→ EXERCISE REQUIREMENTS:
Look over the listing below and tally the lines in which the word "name" turns up. Answer with the tally only.

→ DATA RECORDS:
· · · · · · ·

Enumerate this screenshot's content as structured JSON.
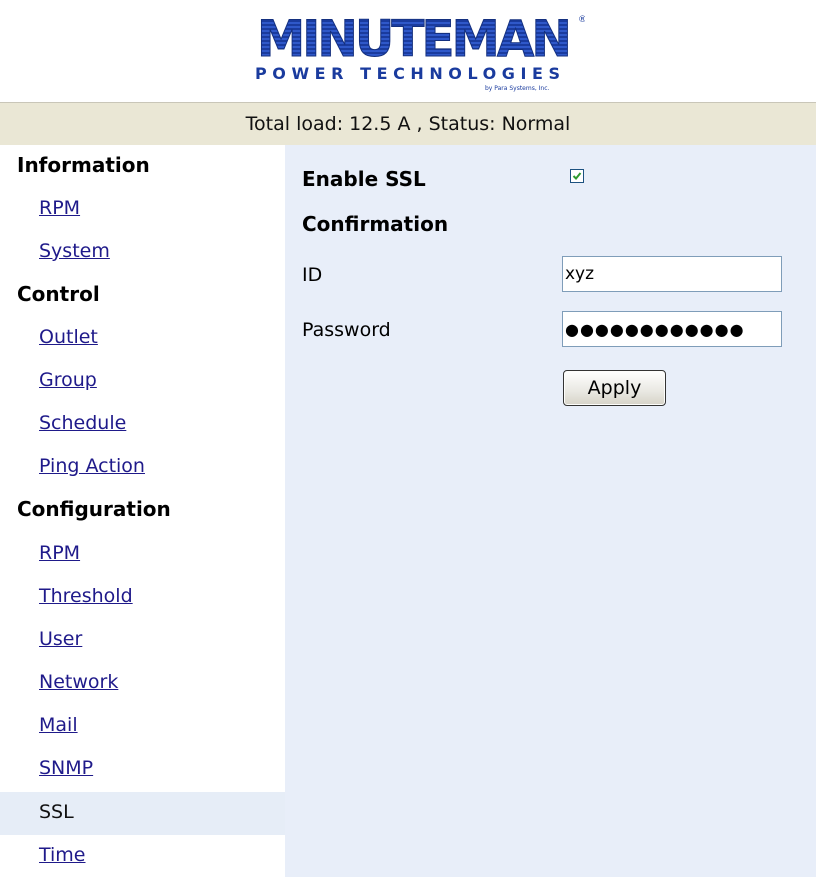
{
  "brand": {
    "logo_main": "MINUTEMAN",
    "logo_sub": "POWER TECHNOLOGIES",
    "logo_tag": "by Para Systems, Inc."
  },
  "status": {
    "text": "Total load: 12.5 A , Status: Normal"
  },
  "sidebar": {
    "information": "Information",
    "info_items": [
      "RPM",
      "System"
    ],
    "control": "Control",
    "control_items": [
      "Outlet",
      "Group",
      "Schedule",
      "Ping Action"
    ],
    "configuration": "Configuration",
    "config_items": [
      "RPM",
      "Threshold",
      "User",
      "Network",
      "Mail",
      "SNMP",
      "SSL",
      "Time"
    ],
    "active_item": "SSL"
  },
  "form": {
    "enable_ssl_label": "Enable SSL",
    "enable_ssl_checked": true,
    "confirmation_label": "Confirmation",
    "id_label": "ID",
    "id_value": "xyz",
    "password_label": "Password",
    "password_value": "●●●●●●●●●●●●",
    "apply_label": "Apply"
  },
  "colors": {
    "status_bg": "#eae7d5",
    "panel_bg": "#e8eef9",
    "active_bg": "#e6edf7",
    "link": "#1f1a8a",
    "logo_blue": "#1a3b9e",
    "check_green": "#2e9a2e"
  }
}
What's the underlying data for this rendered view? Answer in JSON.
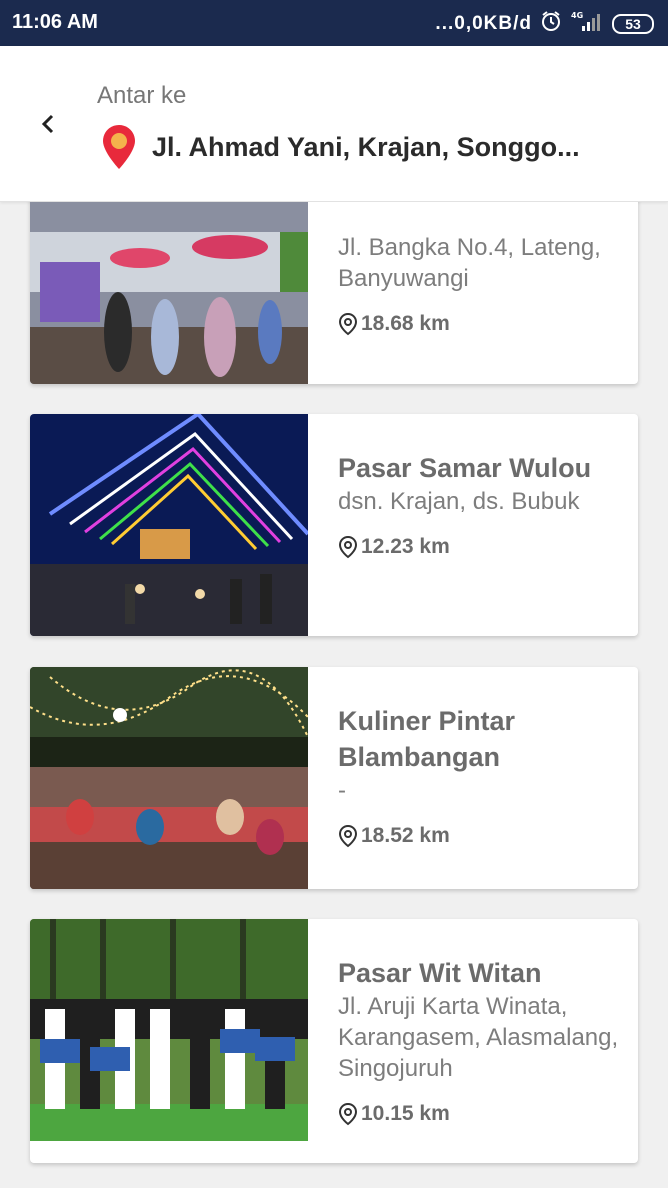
{
  "status_bar": {
    "time": "11:06 AM",
    "network": "...0,0KB/d",
    "signal_label": "4G",
    "battery": "53"
  },
  "header": {
    "label": "Antar ke",
    "address": "Jl. Ahmad Yani, Krajan, Songgo..."
  },
  "markets": [
    {
      "name": "",
      "address": "Jl. Bangka No.4, Lateng, Banyuwangi",
      "distance": "18.68 km"
    },
    {
      "name": "Pasar Samar Wulou",
      "address": "dsn. Krajan, ds. Bubuk",
      "distance": "12.23 km"
    },
    {
      "name": "Kuliner Pintar Blambangan",
      "address": "-",
      "distance": "18.52 km"
    },
    {
      "name": "Pasar Wit Witan",
      "address": "Jl. Aruji Karta Winata, Karangasem, Alasmalang, Singojuruh",
      "distance": "10.15 km"
    }
  ],
  "colors": {
    "status_bar": "#1b2a4e",
    "pin": "#e8293b",
    "pin_center": "#f4b24c",
    "card_text": "#6b6b6b",
    "background": "#f0f0f0"
  }
}
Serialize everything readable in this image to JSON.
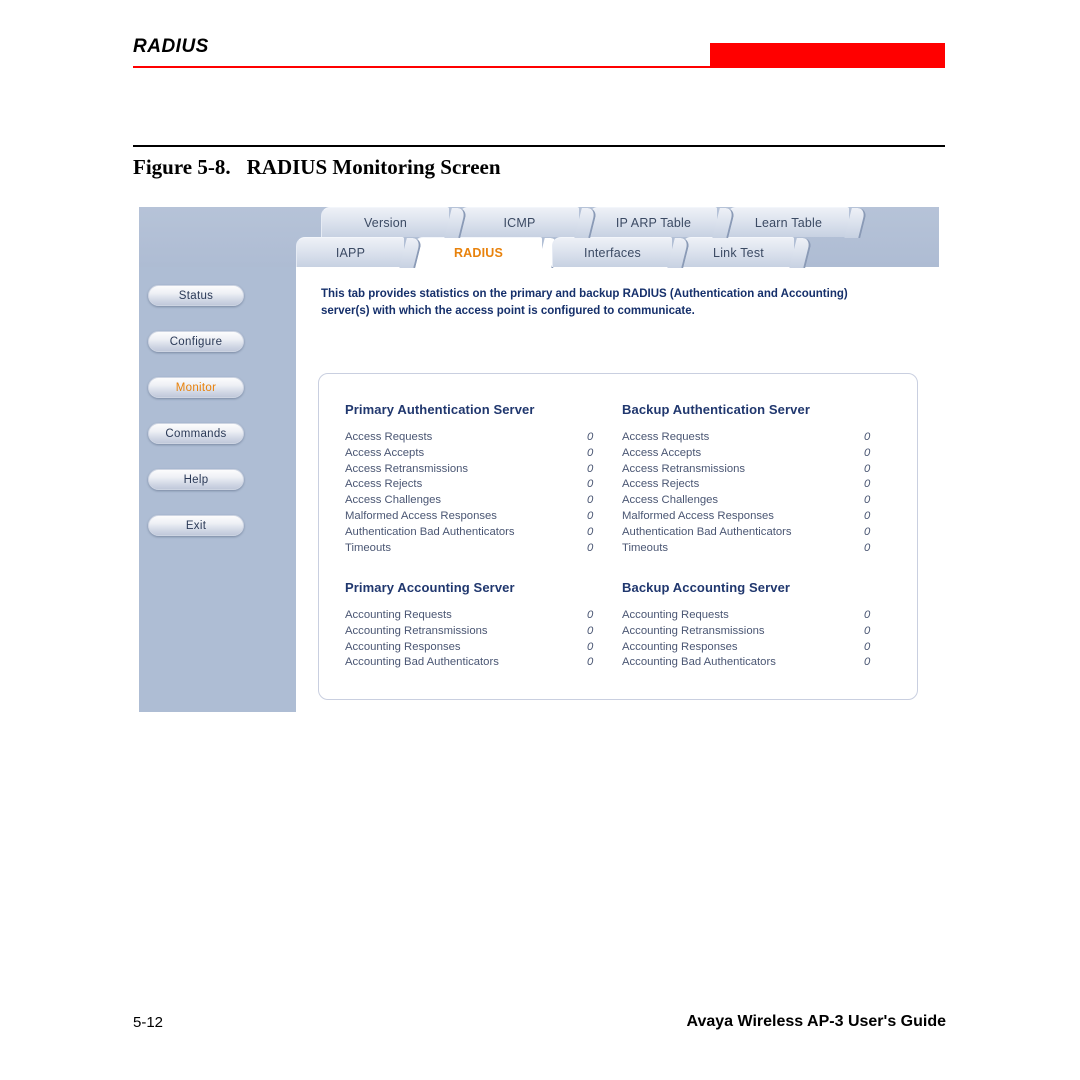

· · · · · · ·

→ COMPLETED EXERCISE:
4